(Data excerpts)
* * * * * * *

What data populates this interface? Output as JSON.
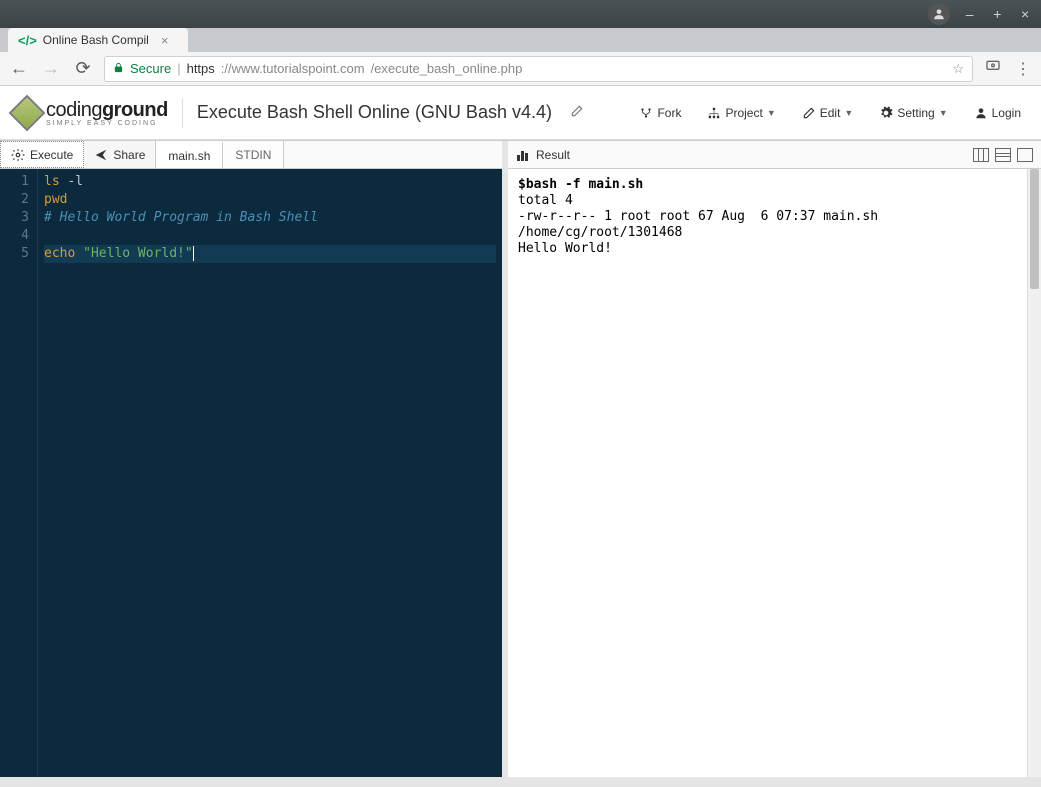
{
  "window": {
    "user_glyph": "◉"
  },
  "browser": {
    "tab_title": "Online Bash Compil",
    "url_secure": "Secure",
    "url_proto": "https",
    "url_host": "://www.tutorialspoint.com",
    "url_path": "/execute_bash_online.php"
  },
  "header": {
    "logo_main": "coding",
    "logo_bold": "ground",
    "logo_sub": "SIMPLY  EASY  CODING",
    "page_title": "Execute Bash Shell Online (GNU Bash v4.4)",
    "fork": "Fork",
    "project": "Project",
    "edit": "Edit",
    "setting": "Setting",
    "login": "Login"
  },
  "left": {
    "execute": "Execute",
    "share": "Share",
    "tabs": [
      "main.sh",
      "STDIN"
    ]
  },
  "code": {
    "lines": [
      {
        "n": "1",
        "html": "<span class='k-cmd'>ls</span> <span class='k-arg'>-l</span>"
      },
      {
        "n": "2",
        "html": "<span class='k-cmd'>pwd</span>"
      },
      {
        "n": "3",
        "html": "<span class='k-comment'># Hello World Program in Bash Shell</span>"
      },
      {
        "n": "4",
        "html": ""
      },
      {
        "n": "5",
        "html": "<span class='k-cmd'>echo</span> <span class='k-str'>\"Hello World!\"</span><span class='cursor'></span>"
      }
    ]
  },
  "result": {
    "label": "Result",
    "cmd": "$bash -f main.sh",
    "output": "total 4\n-rw-r--r-- 1 root root 67 Aug  6 07:37 main.sh\n/home/cg/root/1301468\nHello World!"
  }
}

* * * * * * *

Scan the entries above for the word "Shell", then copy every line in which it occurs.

■ Your solution:
    "page_title": "Execute Bash Shell Online (GNU Bash v4.4)",
        "html": "<span class='k-comment'># Hello World Program in Bash Shell</span>"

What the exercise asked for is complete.